> _What this task involves_: In the listing below, find each line with the string "Товары" and return it.
┌────────
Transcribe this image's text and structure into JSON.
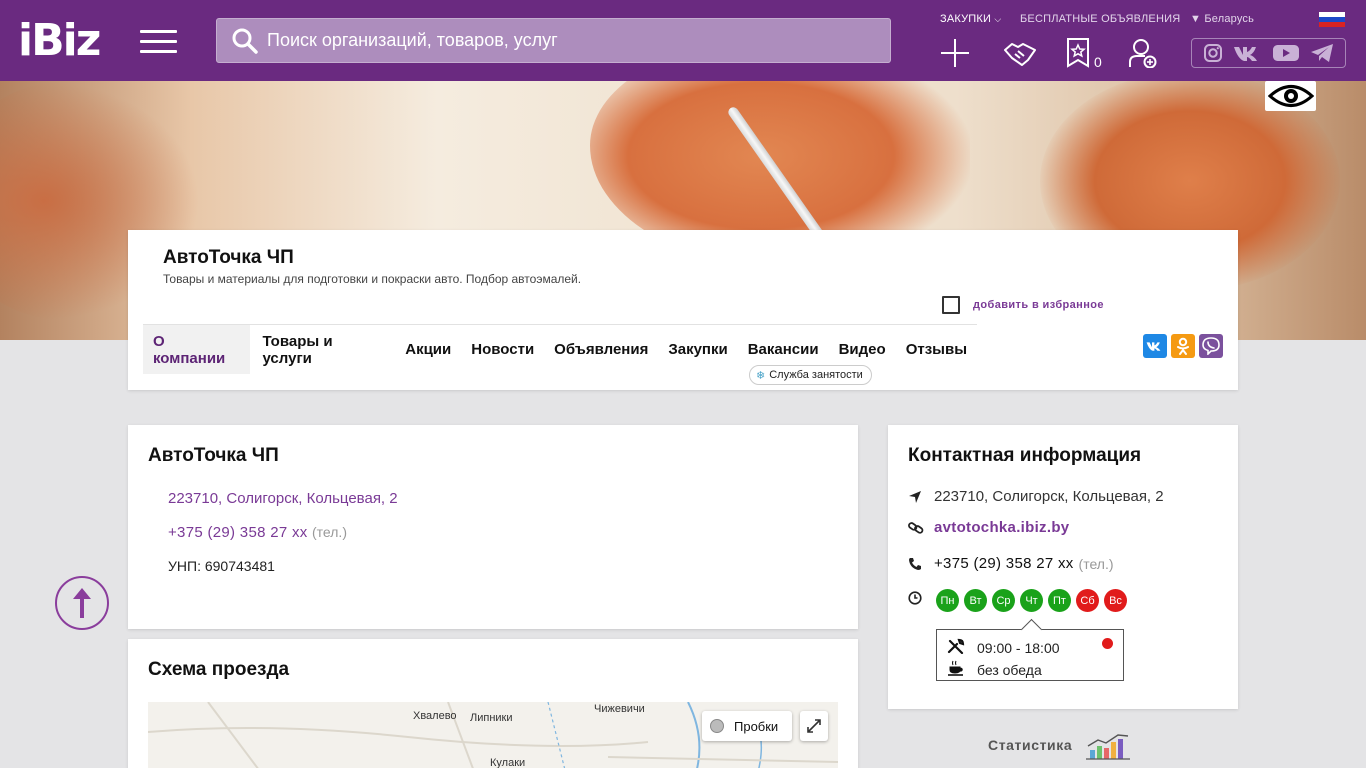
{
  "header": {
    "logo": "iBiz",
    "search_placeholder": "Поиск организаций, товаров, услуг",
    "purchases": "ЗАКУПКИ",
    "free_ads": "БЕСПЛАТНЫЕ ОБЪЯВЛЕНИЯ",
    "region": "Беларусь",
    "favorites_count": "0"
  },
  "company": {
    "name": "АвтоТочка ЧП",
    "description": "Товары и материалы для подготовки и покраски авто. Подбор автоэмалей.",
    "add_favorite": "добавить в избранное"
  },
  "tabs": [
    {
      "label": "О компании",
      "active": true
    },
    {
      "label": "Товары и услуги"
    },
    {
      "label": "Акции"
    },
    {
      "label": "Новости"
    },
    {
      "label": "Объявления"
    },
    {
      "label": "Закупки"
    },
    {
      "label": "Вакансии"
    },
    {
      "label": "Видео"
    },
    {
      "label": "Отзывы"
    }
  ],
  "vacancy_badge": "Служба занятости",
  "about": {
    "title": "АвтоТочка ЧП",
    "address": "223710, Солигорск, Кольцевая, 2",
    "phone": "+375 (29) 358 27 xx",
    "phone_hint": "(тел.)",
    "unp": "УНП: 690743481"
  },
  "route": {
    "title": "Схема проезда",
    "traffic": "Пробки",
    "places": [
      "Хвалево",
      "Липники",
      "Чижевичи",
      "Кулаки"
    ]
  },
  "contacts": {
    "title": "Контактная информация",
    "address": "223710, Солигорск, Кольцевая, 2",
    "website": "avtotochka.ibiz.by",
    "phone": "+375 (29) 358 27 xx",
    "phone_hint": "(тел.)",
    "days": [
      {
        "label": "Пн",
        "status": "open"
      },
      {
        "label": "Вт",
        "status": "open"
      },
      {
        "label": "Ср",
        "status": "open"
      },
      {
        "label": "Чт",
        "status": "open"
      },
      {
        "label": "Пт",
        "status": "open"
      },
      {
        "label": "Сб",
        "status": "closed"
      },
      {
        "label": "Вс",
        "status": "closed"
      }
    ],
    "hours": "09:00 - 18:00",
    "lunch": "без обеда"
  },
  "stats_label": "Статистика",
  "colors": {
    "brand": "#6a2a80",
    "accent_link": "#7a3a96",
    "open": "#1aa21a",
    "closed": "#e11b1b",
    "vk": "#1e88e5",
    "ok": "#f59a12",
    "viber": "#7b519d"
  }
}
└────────
> _Answer section_:
    "description": "Товары и материалы для подготовки и покраски авто. Подбор автоэмалей.",
      "label": "Товары и услуги"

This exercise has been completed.